Washington, July 18: It started out as a hobby: host your own laid-back audio show out of the basement and then make it available to Internet users for listening on their digital media players. All you needed was a cheap microphone, something to say and time to kill.
But last month, the grass-roots phenomenon known as “podcasting” went mainstream. Apple Computer Inc made the talk or music shows, known as “podcasts,” easier to find and download on its iTunes online music store.
The site went from zero podcast subscriptions to more than a million in just two days.
Podcasting, coined by joining the word “broadcasting” with the Apple iPod digital music player, is generally credited to former MTV video jockey Adam Curry and software developer Dave Winer, who created some of the key software and popularised the idea beginning last year. Subscriptions to podcasts are free.
The concept works like this: Anyone who wants to rant or discuss a topic can record and post an audio file on the Internet. Listeners can use software to subscribe to the show, getting an automatic update every time a new installment is recorded. Then they carry the show around on a portable music player ' an iPod or a similar device ' and can listen to it while running or driving to work.
Corporate media moved quickly to stake out podcasting as an avenue for reaching to new listeners.
The result demonstrates how a new technology can remain part of an underground culture only for so long before corporations adopt it. Indie podcasters say Apple’s decision has brought them new listeners, but they complain that the iTunes website heavily promotes big-name podcasts while leaving out their homegrown shows.

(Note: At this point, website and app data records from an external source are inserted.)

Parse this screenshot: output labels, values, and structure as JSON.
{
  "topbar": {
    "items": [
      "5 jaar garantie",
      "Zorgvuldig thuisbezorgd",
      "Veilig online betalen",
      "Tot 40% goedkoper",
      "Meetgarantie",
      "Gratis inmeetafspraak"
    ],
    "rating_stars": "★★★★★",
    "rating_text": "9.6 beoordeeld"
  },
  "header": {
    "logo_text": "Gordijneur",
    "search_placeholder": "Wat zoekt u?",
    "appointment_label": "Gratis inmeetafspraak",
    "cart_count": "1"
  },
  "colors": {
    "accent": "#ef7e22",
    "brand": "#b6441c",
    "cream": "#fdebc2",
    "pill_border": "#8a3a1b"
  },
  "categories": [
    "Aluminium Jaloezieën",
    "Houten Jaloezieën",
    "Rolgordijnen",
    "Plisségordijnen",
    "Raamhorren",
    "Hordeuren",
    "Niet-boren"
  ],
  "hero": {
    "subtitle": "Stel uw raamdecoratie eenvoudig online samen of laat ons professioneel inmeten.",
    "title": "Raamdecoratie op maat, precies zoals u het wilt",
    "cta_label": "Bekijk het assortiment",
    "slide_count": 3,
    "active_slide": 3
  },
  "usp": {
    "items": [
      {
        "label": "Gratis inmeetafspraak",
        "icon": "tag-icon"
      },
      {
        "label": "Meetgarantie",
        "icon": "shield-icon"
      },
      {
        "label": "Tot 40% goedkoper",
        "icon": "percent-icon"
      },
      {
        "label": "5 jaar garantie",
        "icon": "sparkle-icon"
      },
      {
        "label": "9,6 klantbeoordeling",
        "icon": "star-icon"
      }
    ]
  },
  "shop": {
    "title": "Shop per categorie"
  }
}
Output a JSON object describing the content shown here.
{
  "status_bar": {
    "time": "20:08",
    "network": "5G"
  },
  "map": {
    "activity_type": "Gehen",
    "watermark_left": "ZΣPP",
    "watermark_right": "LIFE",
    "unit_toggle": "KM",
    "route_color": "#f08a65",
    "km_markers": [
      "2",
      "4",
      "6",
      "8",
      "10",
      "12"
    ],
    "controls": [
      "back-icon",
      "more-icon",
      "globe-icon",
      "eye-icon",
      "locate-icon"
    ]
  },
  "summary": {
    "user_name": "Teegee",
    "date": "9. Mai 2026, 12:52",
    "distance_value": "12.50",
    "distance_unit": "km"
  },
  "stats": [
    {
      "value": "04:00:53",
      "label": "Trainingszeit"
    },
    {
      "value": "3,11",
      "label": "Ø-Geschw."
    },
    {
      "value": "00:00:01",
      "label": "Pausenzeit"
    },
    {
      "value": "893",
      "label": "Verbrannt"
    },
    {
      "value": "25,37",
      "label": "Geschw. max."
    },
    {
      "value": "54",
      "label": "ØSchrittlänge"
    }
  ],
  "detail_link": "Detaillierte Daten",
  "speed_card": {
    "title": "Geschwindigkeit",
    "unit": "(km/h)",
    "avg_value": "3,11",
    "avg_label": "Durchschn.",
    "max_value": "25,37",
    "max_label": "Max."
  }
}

“We invented podcasting,” said Todd Cochrane, who hosts his own podcast known as Geek News Central out of his home in Honolulu. “The people who are coming in now are jumping over the fence and joining the party. It’s funny how Apple is so focused on commercial shows and how little they are emphasising the grass-roots side of podcasting.”
Now, with Apple’s newest release of its software, those who download podcasts from the iTunes website can more easily transfer the audio files directly to their iPods.
“I think what’s so novel about it is that it’s your neighbour creating this content,” Cochrane said. “It’s the person across the street.”
Broadcasters see podcasting as a way to reach new listeners. These days, people want the freedom to listen to audio files whenever they feel like it, rather than on the strict schedule of a traditional radio station, said Phil Redo, vice president of station operations and strategy for New York public radio station WNYC.
“We have got to be in those spaces or we run the risk of becoming less relevant to them,” Redo said.